- Way back in 2005 the VP Academic & Provost and the UBC treasury office paid for a report to be written about how much land would be necessary for the UBC Farm to function. This study, which was thought to be a positive step in solidifying the Farm’s uses of the land, has never materialized. It was researched and written long ago by Erik Lees, but since its completion, has been suppressed. Very good sources tell me that this report was revised more than seven times (rewrite #7 was due in July 06, and hasn’t been seen since), and looks very different now than it did originally. If I can say “now” at all – it doesn’t technically exist. It doesn’t take a political scientists to realize that the UBC administration is suppressing this document, even though (or especially because?) they themselves commissioned it, since it does not jive with their vision.
- UBC a few months ago the Campus and Community Planning office released some Requests for Proposals (RFPs). These are basically calls for consultants of various kinds to carry out a technical study. One of the RFPs was to do land-use planning in the “academic precinct” in South Campus, which includes the Botanical Gardens nursery, animal care facility, TRIUMF, BC Research, etc.
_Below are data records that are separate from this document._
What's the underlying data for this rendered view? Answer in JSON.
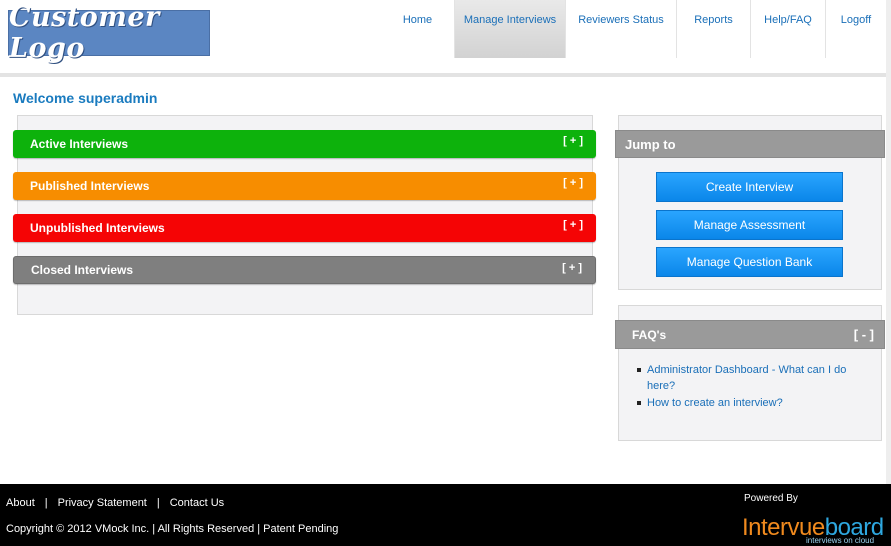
{
  "header": {
    "logo_text": "Customer Logo",
    "nav": [
      {
        "label": "Home",
        "active": false
      },
      {
        "label": "Manage Interviews",
        "active": true
      },
      {
        "label": "Reviewers Status",
        "active": false
      },
      {
        "label": "Reports",
        "active": false
      },
      {
        "label": "Help/FAQ",
        "active": false
      },
      {
        "label": "Logoff",
        "active": false
      }
    ]
  },
  "welcome": "Welcome superadmin",
  "interview_sections": [
    {
      "label": "Active Interviews",
      "toggle": "[ + ]",
      "color": "#0db20c"
    },
    {
      "label": "Published Interviews",
      "toggle": "[ + ]",
      "color": "#f78d00"
    },
    {
      "label": "Unpublished Interviews",
      "toggle": "[ + ]",
      "color": "#f50405"
    },
    {
      "label": "Closed Interviews",
      "toggle": "[ + ]",
      "color": "#7f7f7f"
    }
  ],
  "jump_to": {
    "title": "Jump to",
    "buttons": [
      "Create Interview",
      "Manage Assessment",
      "Manage Question Bank"
    ]
  },
  "faq": {
    "title": "FAQ's",
    "toggle": "[ - ]",
    "items": [
      "Administrator Dashboard - What can I do here?",
      "How to create an interview?"
    ]
  },
  "footer": {
    "links": [
      "About",
      "Privacy Statement",
      "Contact Us"
    ],
    "separator": "|",
    "copyright": "Copyright © 2012 VMock Inc. | All Rights Reserved | Patent Pending",
    "powered_by": "Powered By",
    "brand_part1": "Intervue",
    "brand_part2": "board",
    "tagline": "interviews on cloud"
  },
  "colors": {
    "link_blue": "#1a6fb8",
    "button_blue": "#1a96f5",
    "panel_header_gray": "#9a9a9a"
  }
}
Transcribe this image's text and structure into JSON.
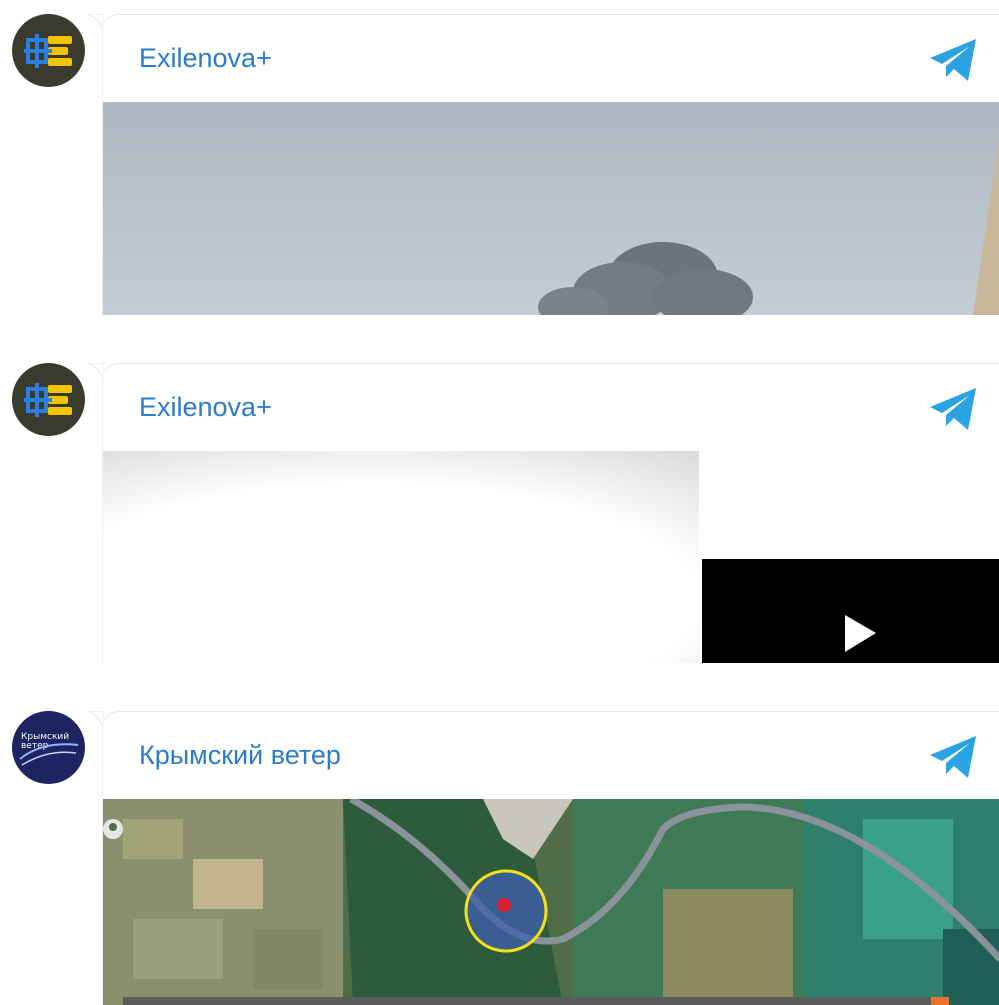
{
  "posts": [
    {
      "channel": "Exilenova+",
      "avatar": "exilenova-logo",
      "media": "smoke-cloud-photo"
    },
    {
      "channel": "Exilenova+",
      "avatar": "exilenova-logo",
      "media": "video-thumbnail"
    },
    {
      "channel": "Крымский ветер",
      "avatar": "krymsky-veter-logo",
      "avatar_text": [
        "Крымский",
        "ветер"
      ],
      "media": "satellite-map"
    }
  ],
  "colors": {
    "channel_name": "#2b7ccf",
    "telegram": "#2aa3e3"
  }
}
In the terms of reference for the RFP, the UBC Farm’s land was not included in this precinct. While this may seem like a low-level technical item, it’s important, and it’s nefarious. Technical studies and reports are what decisions are typically based on. When a political decision (like determining that RFP ‘s peopgraphic scope for the “academic precinct” in Sounth Campus should exclude the farm) is made by some anonymous person in the CC&P office, it’s almost impossible to be accountable. In this case, it was too “low level” for the Provost or the Dean of LFS to know anything about, but such a thing could turn out to be tremendously important. Deligitimizing the Farm as an academic learning space is a strategy that is being used here.
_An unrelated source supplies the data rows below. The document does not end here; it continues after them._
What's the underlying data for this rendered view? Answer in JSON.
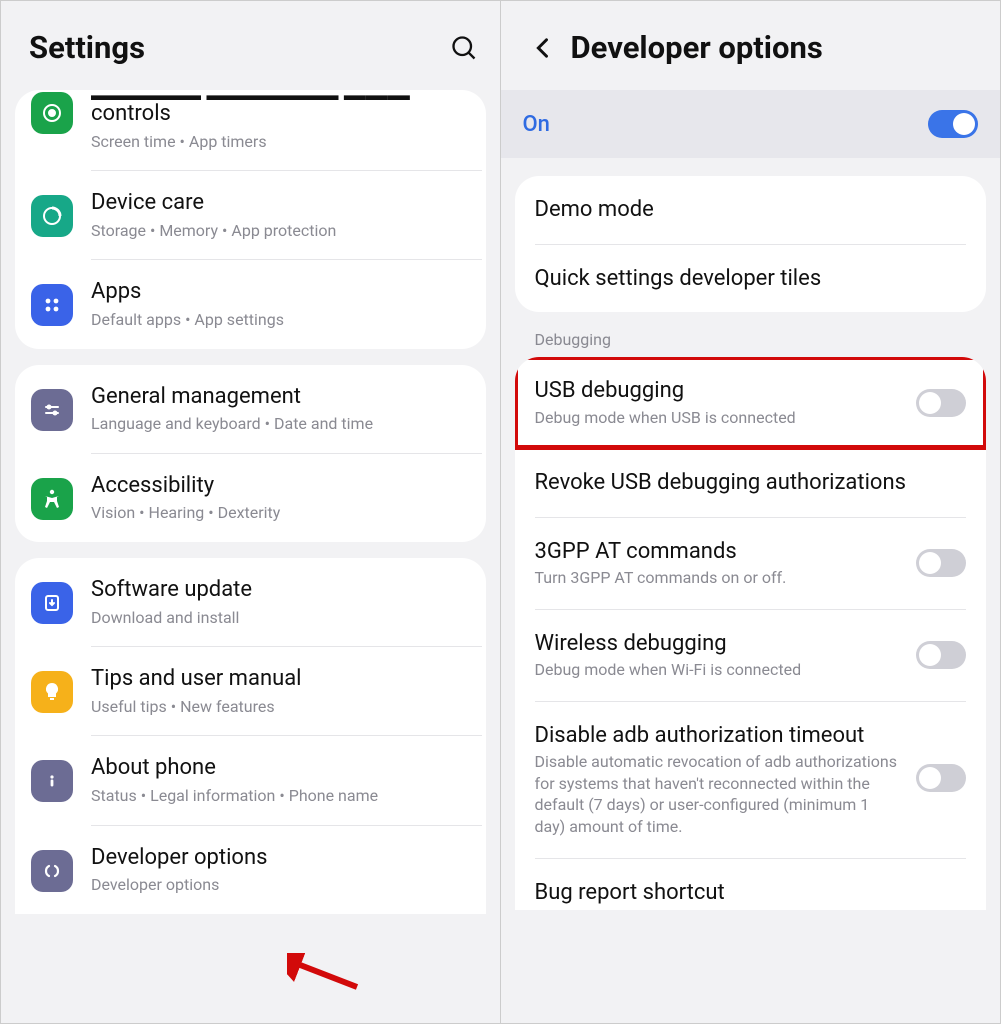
{
  "left": {
    "title": "Settings",
    "groups": [
      {
        "items": [
          {
            "icon": "wellbeing",
            "bg": "#1aa34a",
            "title_cut": "Digital Wellbeing and parental",
            "title": "controls",
            "sub": "Screen time  •  App timers"
          },
          {
            "icon": "device-care",
            "bg": "#17a888",
            "title": "Device care",
            "sub": "Storage  •  Memory  •  App protection"
          },
          {
            "icon": "apps",
            "bg": "#3a63e8",
            "title": "Apps",
            "sub": "Default apps  •  App settings"
          }
        ]
      },
      {
        "items": [
          {
            "icon": "general",
            "bg": "#6c6c94",
            "title": "General management",
            "sub": "Language and keyboard  •  Date and time"
          },
          {
            "icon": "accessibility",
            "bg": "#1aa34a",
            "title": "Accessibility",
            "sub": "Vision  •  Hearing  •  Dexterity"
          }
        ]
      },
      {
        "items": [
          {
            "icon": "update",
            "bg": "#3a63e8",
            "title": "Software update",
            "sub": "Download and install"
          },
          {
            "icon": "tips",
            "bg": "#f6b11a",
            "title": "Tips and user manual",
            "sub": "Useful tips  •  New features"
          },
          {
            "icon": "about",
            "bg": "#6c6c94",
            "title": "About phone",
            "sub": "Status  •  Legal information  •  Phone name"
          },
          {
            "icon": "developer",
            "bg": "#6c6c94",
            "title": "Developer options",
            "sub": "Developer options"
          }
        ]
      }
    ]
  },
  "right": {
    "title": "Developer options",
    "master_toggle": {
      "label": "On"
    },
    "card1": {
      "items": [
        {
          "title": "Demo mode"
        },
        {
          "title": "Quick settings developer tiles"
        }
      ]
    },
    "debugging_label": "Debugging",
    "card2": {
      "items": [
        {
          "title": "USB debugging",
          "sub": "Debug mode when USB is connected",
          "toggle": "off",
          "highlight": true
        },
        {
          "title": "Revoke USB debugging authorizations"
        },
        {
          "title": "3GPP AT commands",
          "sub": "Turn 3GPP AT commands on or off.",
          "toggle": "off"
        },
        {
          "title": "Wireless debugging",
          "sub": "Debug mode when Wi-Fi is connected",
          "toggle": "off"
        },
        {
          "title": "Disable adb authorization timeout",
          "sub": "Disable automatic revocation of adb authorizations for systems that haven't reconnected within the default (7 days) or user-configured (minimum 1 day) amount of time.",
          "toggle": "off"
        },
        {
          "title": "Bug report shortcut"
        }
      ]
    }
  }
}
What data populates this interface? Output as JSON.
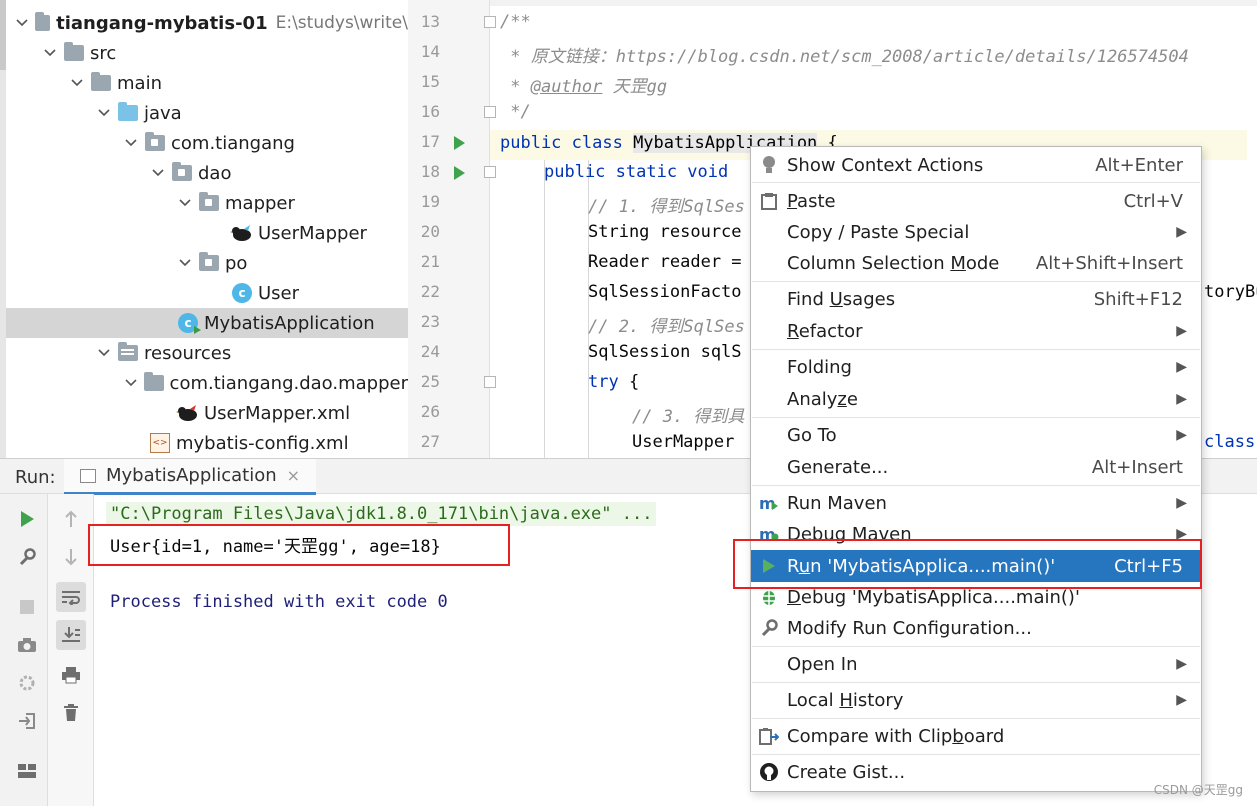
{
  "tree": {
    "project_name": "tiangang-mybatis-01",
    "project_path": "E:\\studys\\write\\",
    "nodes": [
      {
        "label": "src"
      },
      {
        "label": "main"
      },
      {
        "label": "java"
      },
      {
        "label": "com.tiangang"
      },
      {
        "label": "dao"
      },
      {
        "label": "mapper"
      },
      {
        "label": "UserMapper"
      },
      {
        "label": "po"
      },
      {
        "label": "User"
      },
      {
        "label": "MybatisApplication"
      },
      {
        "label": "resources"
      },
      {
        "label": "com.tiangang.dao.mapper"
      },
      {
        "label": "UserMapper.xml"
      },
      {
        "label": "mybatis-config.xml"
      }
    ]
  },
  "editor": {
    "line_numbers": [
      "13",
      "14",
      "15",
      "16",
      "17",
      "18",
      "19",
      "20",
      "21",
      "22",
      "23",
      "24",
      "25",
      "26",
      "27"
    ],
    "lines": {
      "l13": "/**",
      "l14": " * 原文链接：https://blog.csdn.net/scm_2008/article/details/126574504",
      "l15_prefix": " * ",
      "l15_tag": "@author",
      "l15_rest": " 天罡gg",
      "l16": " */",
      "l17_kw": "public class ",
      "l17_name": "MybatisApplication",
      "l17_rest": " {",
      "l18_kw": "public static void",
      "l19": "// 1. 得到SqlSes",
      "l20": "String resource",
      "l21": "Reader reader =",
      "l22": "SqlSessionFacto",
      "l22_right": "toryBu",
      "l23": "// 2. 得到SqlSes",
      "l24": "SqlSession sqlS",
      "l25_kw": "try",
      "l25_rest": " {",
      "l26": "// 3. 得到具",
      "l27": "UserMapper",
      "l27_right": "class"
    }
  },
  "run_panel": {
    "title": "Run:",
    "tab_label": "MybatisApplication",
    "tab_close": "×",
    "console": {
      "command": "\"C:\\Program Files\\Java\\jdk1.8.0_171\\bin\\java.exe\" ...",
      "output": "User{id=1, name='天罡gg', age=18}",
      "finished": "Process finished with exit code 0"
    }
  },
  "context_menu": {
    "items": {
      "show_context_actions": {
        "label": "Show Context Actions",
        "shortcut": "Alt+Enter"
      },
      "paste": {
        "label_u": "P",
        "label_rest": "aste",
        "shortcut": "Ctrl+V"
      },
      "copy_paste_special": {
        "label": "Copy / Paste Special"
      },
      "column_selection_mode": {
        "label_pre": "Column Selection ",
        "label_u": "M",
        "label_rest": "ode",
        "shortcut": "Alt+Shift+Insert"
      },
      "find_usages": {
        "label_pre": "Find ",
        "label_u": "U",
        "label_rest": "sages",
        "shortcut": "Shift+F12"
      },
      "refactor": {
        "label_u": "R",
        "label_rest": "efactor"
      },
      "folding": {
        "label": "Folding"
      },
      "analyze": {
        "label_pre": "Analy",
        "label_u": "z",
        "label_rest": "e"
      },
      "go_to": {
        "label": "Go To"
      },
      "generate": {
        "label": "Generate...",
        "shortcut": "Alt+Insert"
      },
      "run_maven": {
        "label": "Run Maven"
      },
      "debug_maven": {
        "label": "Debug Maven"
      },
      "run_main": {
        "label_pre": "R",
        "label_u": "u",
        "label_rest": "n 'MybatisApplica....main()'",
        "shortcut": "Ctrl+F5"
      },
      "debug_main": {
        "label_u": "D",
        "label_rest": "ebug 'MybatisApplica....main()'"
      },
      "modify_run_config": {
        "label": "Modify Run Configuration..."
      },
      "open_in": {
        "label": "Open In"
      },
      "local_history": {
        "label_pre": "Local ",
        "label_u": "H",
        "label_rest": "istory"
      },
      "compare_clipboard": {
        "label_pre": "Compare with Clip",
        "label_u": "b",
        "label_rest": "oard"
      },
      "create_gist": {
        "label": "Create Gist..."
      }
    },
    "highlight_color": "#2675bf"
  },
  "watermark": "CSDN @天罡gg",
  "colors": {
    "run_green": "#3fa34d",
    "annotation_red": "#e52222",
    "keyword_blue": "#0033b3"
  }
}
- Communication dissonance. Last year, when the results of the Campus Plan’s extensive online survey was published, the UBC Farm was the single most mentioned topic. This month, when I attended an all-day campus planning design workshop, one of the instructions in the booklet was to retain a couple acres for a teaching and research farm. The base-line set for these creative workshops will materially guide their results, and the resulting options we’re left with. And there’s a clear dissonance. While data can be clear from consultation, it is up to Nancy Knight and the C&CP office to summarize and present it. I’ve heard considerable spin in these summaries before. The level of reasonable baselines can only be really established through popular sentiment, which some of the planners hope to slyly ignore.
As my good friend Rona says, I’ll support the endowment next time it lowers someone’s tuition. In the meantime, I’d like to see one of the best places at UBC continue to thrive. The next few months of consultation in the Campus Plan process will be critical to send a clear message about this. Please participate with your eyes open. Here’s the campus plan website, which will tell you how to do so.